“Home technology advancements, cool and functional design, and low environmental impact are qualities attracting the eye of the media,” says Mackey, “and reporters realize that it is a challenging environment for manufacturers.”
Thirty-one of the 55 press surveyed believe the biggest challenges to makers of home products’ are cost-related, from increasing production costs to consumer belt-tightening and the decline in housing values. According to the participating press, they are seeing news featuring products that offer innovation, quality, choice and good design. According to the data, media feel manufacturers are responding to consumer expectations best in the categories of abundance of choice and design quality.
According to two respondents, it will be necessary to “meet the demands of savvy consumers who want good looks and quality,” and “make green choices an attractive option, both aesthetically and financially.” The most interesting brands, according to the press, are ones that marry innovative design with performance and are accessible and affordable.
Approximately one-third of the respondents named two other factors impacting home significance: shifting attitudes since 9/11 and changing national demographics. In addition to green, value and design, the subject matter the media expects to cover in upcoming months includes indoor, outdoor and locally produced furniture, remodeling and multi-generational homes.
Finally, the media expect the focus on the home to continue well beyond 2009 as people’s lifestyles evolve. Says one reporter, “Pride in home life is stronger than ever, as we view our homes as refuges from an increasingly complex world.”
The 2008 Home and Lifestyle Media Survey was conducted in July-August 2008 by Ogilvy Public Relations Worldwide. The Home & Lifestyle Group within Ogilvy PR’s Consumer Marketing Practice reached out to 55 top national members of the press representing magazine, television, newspaper, radio and Internet outlets.

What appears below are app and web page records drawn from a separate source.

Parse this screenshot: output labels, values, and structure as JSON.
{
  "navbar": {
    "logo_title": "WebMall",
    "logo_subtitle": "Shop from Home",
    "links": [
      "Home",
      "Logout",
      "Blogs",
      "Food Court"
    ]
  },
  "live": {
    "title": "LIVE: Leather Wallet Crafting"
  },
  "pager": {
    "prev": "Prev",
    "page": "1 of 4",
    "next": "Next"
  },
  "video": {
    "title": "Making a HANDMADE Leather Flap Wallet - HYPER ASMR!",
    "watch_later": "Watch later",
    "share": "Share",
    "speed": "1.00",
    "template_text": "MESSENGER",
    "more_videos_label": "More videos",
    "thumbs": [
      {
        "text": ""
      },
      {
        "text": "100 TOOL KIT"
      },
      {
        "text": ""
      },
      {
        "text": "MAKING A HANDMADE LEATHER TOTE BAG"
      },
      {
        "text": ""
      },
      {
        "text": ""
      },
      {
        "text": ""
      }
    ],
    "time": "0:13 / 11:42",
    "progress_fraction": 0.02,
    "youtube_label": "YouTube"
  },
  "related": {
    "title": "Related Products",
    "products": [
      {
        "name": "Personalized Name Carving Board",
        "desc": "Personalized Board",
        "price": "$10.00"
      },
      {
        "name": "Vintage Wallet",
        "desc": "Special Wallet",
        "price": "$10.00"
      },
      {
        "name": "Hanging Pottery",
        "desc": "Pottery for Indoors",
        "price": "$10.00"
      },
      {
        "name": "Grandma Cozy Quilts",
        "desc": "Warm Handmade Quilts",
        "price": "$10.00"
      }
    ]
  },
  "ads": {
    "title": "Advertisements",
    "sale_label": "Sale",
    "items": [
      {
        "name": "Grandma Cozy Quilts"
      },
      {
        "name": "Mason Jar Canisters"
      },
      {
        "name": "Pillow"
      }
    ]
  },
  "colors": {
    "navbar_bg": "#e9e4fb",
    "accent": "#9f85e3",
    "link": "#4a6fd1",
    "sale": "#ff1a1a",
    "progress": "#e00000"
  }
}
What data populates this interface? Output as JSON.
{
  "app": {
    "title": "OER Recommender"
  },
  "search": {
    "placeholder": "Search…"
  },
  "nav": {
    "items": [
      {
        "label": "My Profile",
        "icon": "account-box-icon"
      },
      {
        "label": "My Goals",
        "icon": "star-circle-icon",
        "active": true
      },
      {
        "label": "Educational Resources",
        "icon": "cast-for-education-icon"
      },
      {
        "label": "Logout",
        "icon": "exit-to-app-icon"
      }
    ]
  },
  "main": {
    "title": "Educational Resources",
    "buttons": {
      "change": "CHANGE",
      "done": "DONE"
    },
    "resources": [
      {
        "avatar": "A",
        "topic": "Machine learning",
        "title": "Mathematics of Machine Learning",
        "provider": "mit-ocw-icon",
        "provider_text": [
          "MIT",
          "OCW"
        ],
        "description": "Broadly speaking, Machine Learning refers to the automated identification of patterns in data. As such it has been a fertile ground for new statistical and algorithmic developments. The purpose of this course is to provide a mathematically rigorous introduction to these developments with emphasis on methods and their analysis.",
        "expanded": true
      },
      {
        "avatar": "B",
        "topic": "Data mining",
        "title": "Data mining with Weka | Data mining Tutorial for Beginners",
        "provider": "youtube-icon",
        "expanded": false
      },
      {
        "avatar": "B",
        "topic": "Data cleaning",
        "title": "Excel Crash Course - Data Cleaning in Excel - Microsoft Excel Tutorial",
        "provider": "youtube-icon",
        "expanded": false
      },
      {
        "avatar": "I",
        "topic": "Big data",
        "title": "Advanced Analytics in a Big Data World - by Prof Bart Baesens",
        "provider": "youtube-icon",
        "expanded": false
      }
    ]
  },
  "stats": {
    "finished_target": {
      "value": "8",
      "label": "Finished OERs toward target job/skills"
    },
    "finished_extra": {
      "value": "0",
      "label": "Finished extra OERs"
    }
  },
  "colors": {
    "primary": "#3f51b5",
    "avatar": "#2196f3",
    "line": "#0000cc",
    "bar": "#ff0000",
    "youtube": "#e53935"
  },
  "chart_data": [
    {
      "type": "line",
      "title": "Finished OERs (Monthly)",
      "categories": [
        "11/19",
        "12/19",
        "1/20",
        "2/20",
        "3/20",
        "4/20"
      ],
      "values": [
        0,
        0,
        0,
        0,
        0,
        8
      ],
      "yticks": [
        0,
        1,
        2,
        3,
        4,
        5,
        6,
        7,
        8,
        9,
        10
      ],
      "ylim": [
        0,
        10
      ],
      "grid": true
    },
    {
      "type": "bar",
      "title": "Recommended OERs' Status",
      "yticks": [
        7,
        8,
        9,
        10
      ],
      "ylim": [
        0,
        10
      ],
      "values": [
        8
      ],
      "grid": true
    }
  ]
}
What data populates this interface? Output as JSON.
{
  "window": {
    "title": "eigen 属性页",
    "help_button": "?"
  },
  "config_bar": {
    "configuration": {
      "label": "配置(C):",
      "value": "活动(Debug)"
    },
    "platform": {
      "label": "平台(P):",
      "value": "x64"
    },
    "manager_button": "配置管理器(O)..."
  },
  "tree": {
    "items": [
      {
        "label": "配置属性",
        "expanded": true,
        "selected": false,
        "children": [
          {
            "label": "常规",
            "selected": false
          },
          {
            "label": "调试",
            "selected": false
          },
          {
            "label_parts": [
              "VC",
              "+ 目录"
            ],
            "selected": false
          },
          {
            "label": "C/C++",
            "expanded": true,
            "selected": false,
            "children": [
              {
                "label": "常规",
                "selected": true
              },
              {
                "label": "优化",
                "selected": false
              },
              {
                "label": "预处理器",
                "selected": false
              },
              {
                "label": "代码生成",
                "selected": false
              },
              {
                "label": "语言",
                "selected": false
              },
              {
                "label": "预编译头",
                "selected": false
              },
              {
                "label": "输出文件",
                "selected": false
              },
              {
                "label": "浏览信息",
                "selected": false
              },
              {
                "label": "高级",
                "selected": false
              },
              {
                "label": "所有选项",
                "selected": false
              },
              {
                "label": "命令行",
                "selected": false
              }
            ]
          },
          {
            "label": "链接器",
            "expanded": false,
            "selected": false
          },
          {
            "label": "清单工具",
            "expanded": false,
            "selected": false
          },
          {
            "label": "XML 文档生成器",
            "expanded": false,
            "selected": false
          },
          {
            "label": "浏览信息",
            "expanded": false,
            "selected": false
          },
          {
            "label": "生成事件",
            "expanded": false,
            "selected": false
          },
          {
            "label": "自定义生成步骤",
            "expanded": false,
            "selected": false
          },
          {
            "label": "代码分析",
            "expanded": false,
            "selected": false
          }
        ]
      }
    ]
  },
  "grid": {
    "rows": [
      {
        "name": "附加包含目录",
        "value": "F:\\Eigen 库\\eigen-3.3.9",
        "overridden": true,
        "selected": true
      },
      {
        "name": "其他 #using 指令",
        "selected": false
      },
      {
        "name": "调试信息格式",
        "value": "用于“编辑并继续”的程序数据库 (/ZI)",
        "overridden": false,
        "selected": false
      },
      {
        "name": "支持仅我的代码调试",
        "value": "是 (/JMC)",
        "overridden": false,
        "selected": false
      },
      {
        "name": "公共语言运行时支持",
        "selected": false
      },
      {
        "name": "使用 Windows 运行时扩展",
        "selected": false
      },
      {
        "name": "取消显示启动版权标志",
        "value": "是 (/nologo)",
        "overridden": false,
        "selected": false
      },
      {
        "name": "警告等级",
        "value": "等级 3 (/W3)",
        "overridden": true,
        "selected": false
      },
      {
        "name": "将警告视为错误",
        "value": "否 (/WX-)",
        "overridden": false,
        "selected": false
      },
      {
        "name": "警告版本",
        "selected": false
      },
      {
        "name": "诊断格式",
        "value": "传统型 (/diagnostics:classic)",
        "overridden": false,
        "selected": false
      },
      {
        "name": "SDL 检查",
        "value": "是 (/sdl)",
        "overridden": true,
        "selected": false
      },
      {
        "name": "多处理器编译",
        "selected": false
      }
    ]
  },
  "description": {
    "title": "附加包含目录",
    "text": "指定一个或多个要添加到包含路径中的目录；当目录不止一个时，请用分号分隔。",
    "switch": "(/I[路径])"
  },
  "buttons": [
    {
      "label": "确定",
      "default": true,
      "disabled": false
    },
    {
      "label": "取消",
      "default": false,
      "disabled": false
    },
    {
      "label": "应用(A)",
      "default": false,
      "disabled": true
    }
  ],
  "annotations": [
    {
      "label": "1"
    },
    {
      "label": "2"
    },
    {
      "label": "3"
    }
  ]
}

Ogilvy Public Relations Worldwide is a leading global marketing communications firm, with offices in more than 60 cities around the world. In its 27th year, Ogilvy PR provides strategic public relations counsel to a variety of clients across its consumer marketing, corporate, healthcare, technology, public affairs, social marketing and entertainment practices. The agency also offers biotechnology and government affairs expertise through its subsidiaries Feinstein Kean Healthcare and Ogilvy Government Relations, respectively. Ogilvy PR is part of the WPP Group, one of the world’s largest communications services organizations .